The range, which now has more than 30 products (all of which are hard biscuits), therefore features fun, attractive packaging and offers simple recipes, but of high quality. “It’s a bit strange, a bit quirky in its approach… and the independent trade has grabbed it and values it.”

Natural Way Gourmet Treats has grain-free, meat-free baked products, and is placed at the super premium, luxury end of the treats spectrum, a bit like the after-dinner mint. It has more exclusive ingredients such as dried strawberry powder (for Strawberry & Rhubarb) and orange oil (for Carob Choc).
Other products in the Natural Way range all extol their natural quality and hypoallergenic properties, and feature herbs and botanicals.

Hungry Hector is the latest acquisition, and it caters to dog owners who had been asking for a soft treat. These highly palatable, semi-moist treats feature a very high meat content and are designed to be used on walks. The packaging is therefore geared towards this, said Alex, and each product is named after a famous walk: South Woof Coast Path, Hadrian’s Walk, Offa’s Delight, South Down’s Stay and Canine Way. Demand by retailers for Hungry Hector is strong, he added, and the challenge is increasing production, yet growing in a sustainable, organic way rather than ‘running too fast’.

All three brands want to grow their presence in the independent market, and with this in mind, attend six major consumer shows and both PATS. “At consumer shows we make the point of saying that if your local pet shop does not sell, to go and ask, because we we can arrange distribution.”

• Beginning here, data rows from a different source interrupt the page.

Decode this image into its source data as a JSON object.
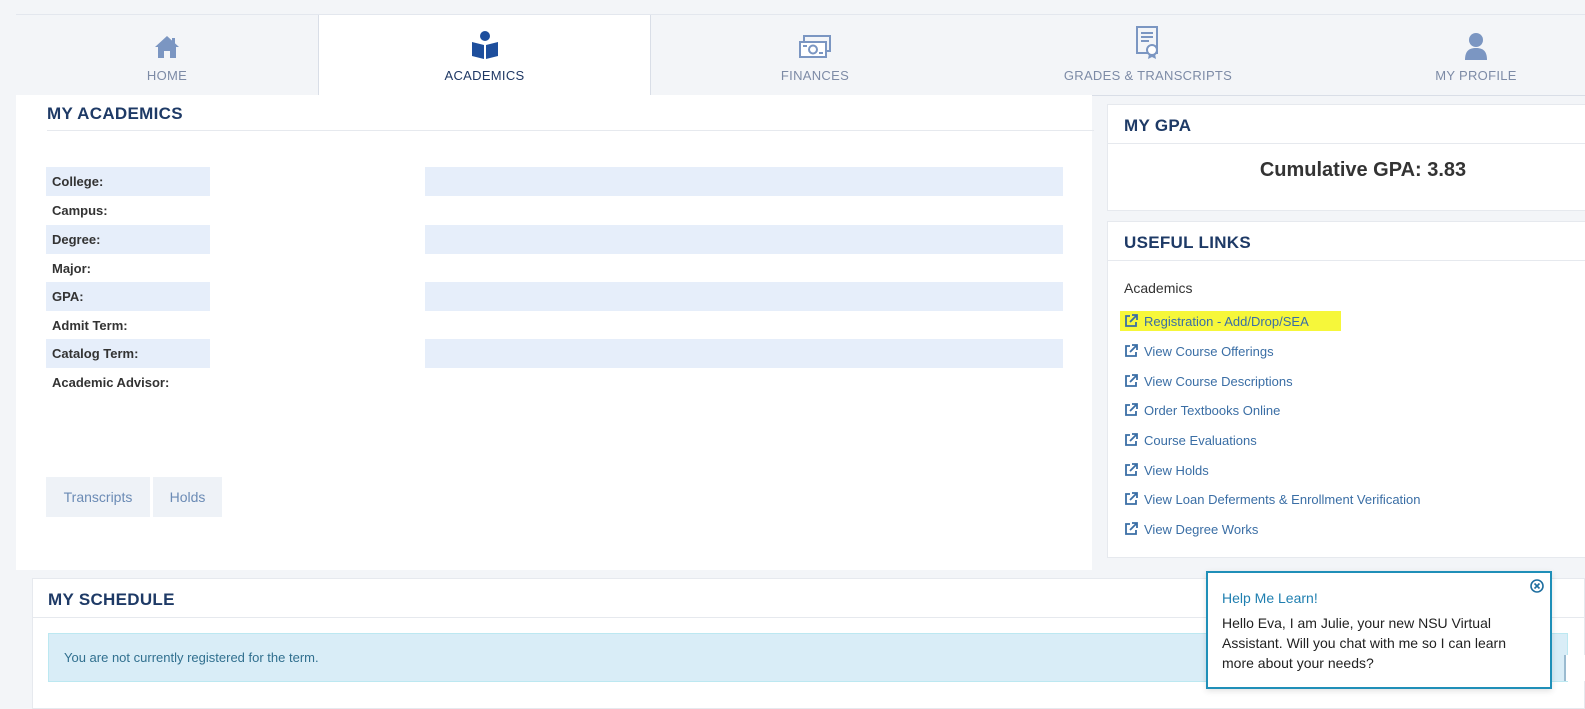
{
  "tabs": [
    {
      "label": "HOME",
      "icon": "home-icon",
      "active": false
    },
    {
      "label": "ACADEMICS",
      "icon": "book-reader-icon",
      "active": true
    },
    {
      "label": "FINANCES",
      "icon": "money-icon",
      "active": false
    },
    {
      "label": "GRADES & TRANSCRIPTS",
      "icon": "certificate-icon",
      "active": false
    },
    {
      "label": "MY PROFILE",
      "icon": "user-icon",
      "active": false
    }
  ],
  "academics": {
    "title": "MY ACADEMICS",
    "fields": [
      {
        "label": "College:"
      },
      {
        "label": "Campus:"
      },
      {
        "label": "Degree:"
      },
      {
        "label": "Major:"
      },
      {
        "label": "GPA:"
      },
      {
        "label": "Admit Term:"
      },
      {
        "label": "Catalog Term:"
      },
      {
        "label": "Academic Advisor:"
      }
    ],
    "buttons": {
      "transcripts": "Transcripts",
      "holds": "Holds"
    }
  },
  "gpa": {
    "title": "MY GPA",
    "text": "Cumulative GPA: 3.83"
  },
  "useful_links": {
    "title": "USEFUL LINKS",
    "group": "Academics",
    "items": [
      "Registration - Add/Drop/SEA",
      "View Course Offerings",
      "View Course Descriptions",
      "Order Textbooks Online",
      "Course Evaluations",
      "View Holds",
      "View Loan Deferments & Enrollment Verification",
      "View Degree Works"
    ],
    "highlighted_item": "Registration - Add/Drop/SEA",
    "highlight_color": "#f6f73a"
  },
  "schedule": {
    "title": "MY SCHEDULE",
    "notice": "You are not currently registered for the term."
  },
  "chat": {
    "title": "Help Me Learn!",
    "message": "Hello Eva, I am Julie, your new NSU Virtual Assistant. Will you chat with me so I can learn more about your needs?"
  },
  "colors": {
    "accent": "#1e3a66",
    "link": "#3a6ea5",
    "tab_inactive": "#7d8ba6",
    "icon": "#6f8fc0",
    "icon_active": "#1d4e9c"
  }
}
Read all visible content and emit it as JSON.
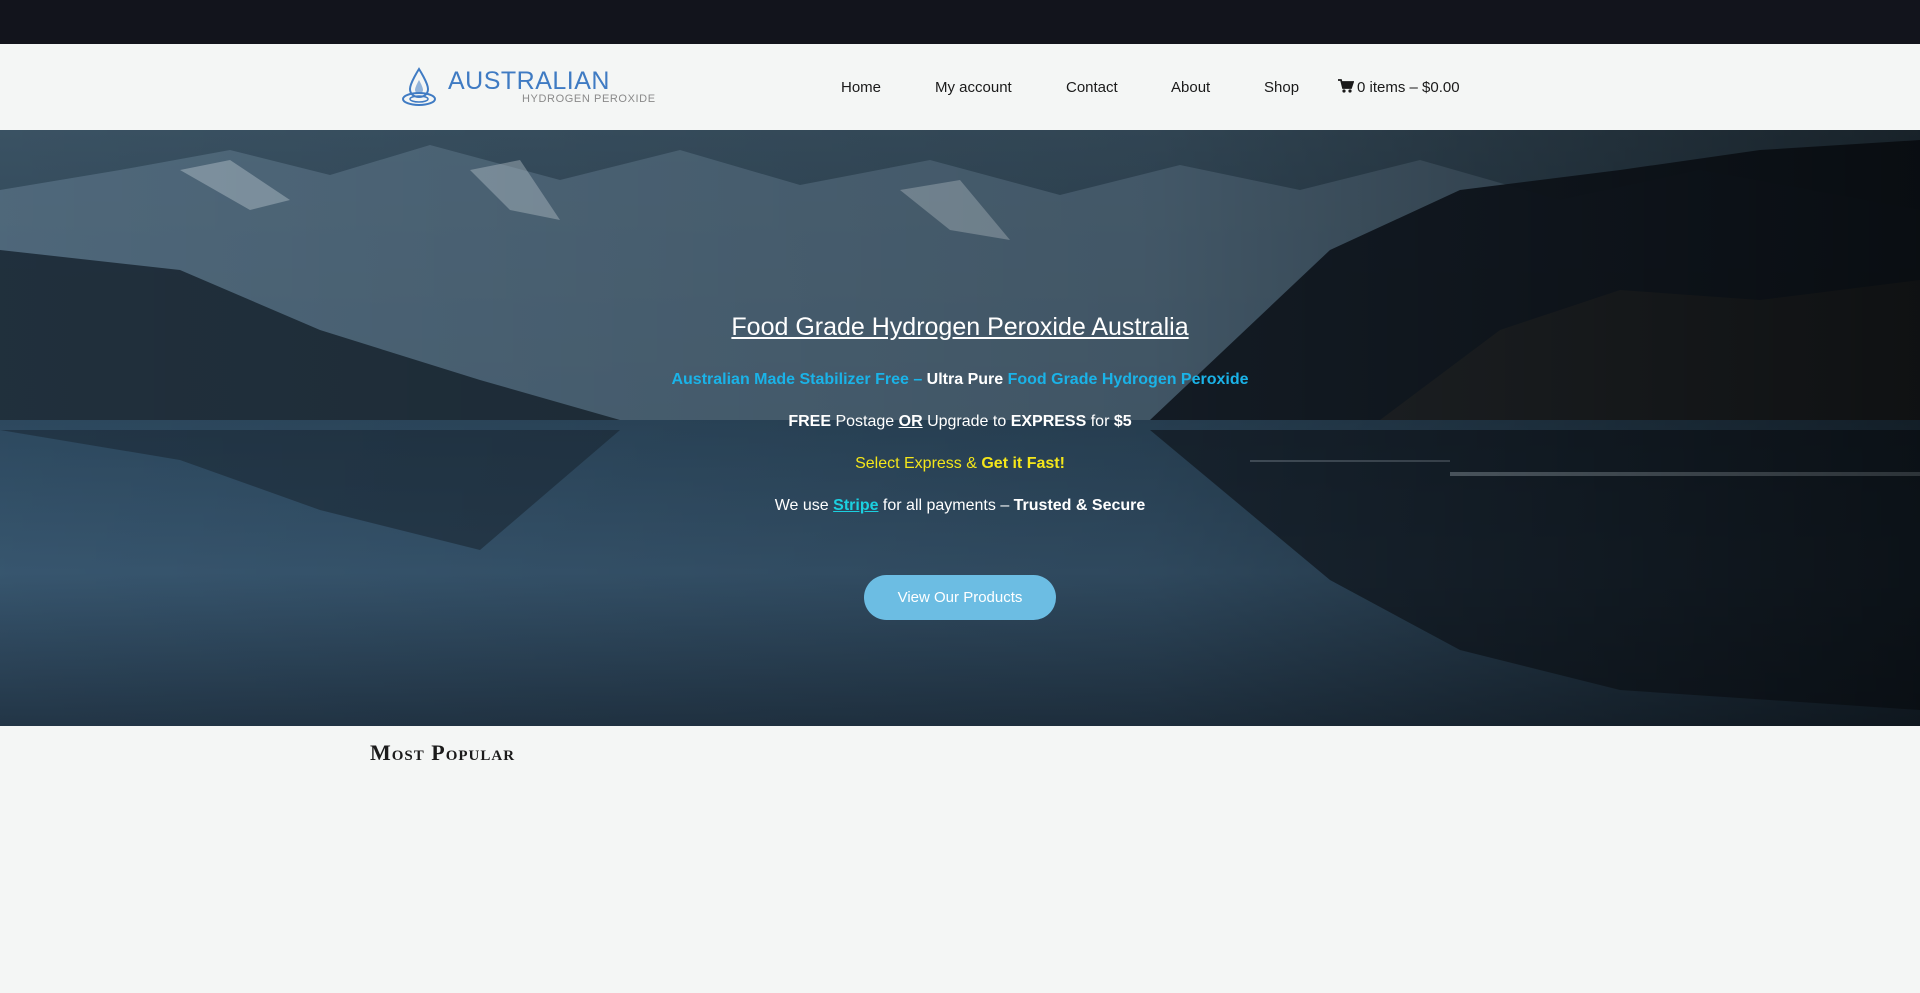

Although it does sell its products online, it charges p&p so as not to undermine the independent.
In January 2015, the bakery moved to a new site as it had outgrown the previous. Within months it had reached full capacity and went on to acquire the unit next door, effectively doubling its size to 16,000sq ft. It should all be fully operational this March.

Alex has two roles as such – he is in charge of growing Betty Miller, but he is also in charge of the bakery’s overall production. “I split my day between HR Alex, Production Alex, Marketing Alex, Sales Alex, Finance Alex and Management Alex,” he said. The reality is that there is never a typical day for him, and he has been known to do his day job and then jump on to the production line for the evening shift (the bakery runs from 7am until 11pm). In the early days, he also handled the maintenance of all machinery, as he enjoys seeing how things work. Whether it is taking apart a motorbike, stripping a car’s engine or looking at an oven, the essentials are all the same, he said. “I like pushing boundaries, and will tinker with the machinery or change things on the production line to see if we can do things differently or make things more efficient.”

At the moment, focus across all three brands is increasing production, and the business has more than doubled its machinery. “We are also innovating on packing lines, which still has a lot of human interaction.”
Developing a brand and marketing that brand simultaneously is extremely challenging, he says. Sometimes, one has to take a step back and evaluate exactly where one is, and where one wants to go. For Betty Miller, it’s all about making the best biscuit in the world, he said. “That’s our mentality, everything we do, we focus around making it happen.”
But a room full of shiny machines does not a bakery make, he said. “It’s the people and the interaction that matters, the drive towards achieving a common goal that makes us what we are. You can buy a machine, but you cannot buy what we are.”

Great customer care is key to this, as it’s all about getting their message to consumers, and the best way is via social media. “We use it a lot,” he observes. “Our trade is young and based on relations and personality, and we understand that. We are still a small, growing company; we do not have huge budgets, and it is definitely challenging being a manufacturer and a brand builder.”

It’s not for the faint-hearted, but there is an incredible amount of fun, he said. “I cannot think of anything else I would rather do. It’s captivating and motivating, I would get very bored very quickly otherwise. Our focus is growing our existing brands. We have some nice new concepts, and some real nice ideas for other products. But we want to get some real traction in the UK with what we have first.”
Pity one can’t wave a magic wand and achieve that instantly.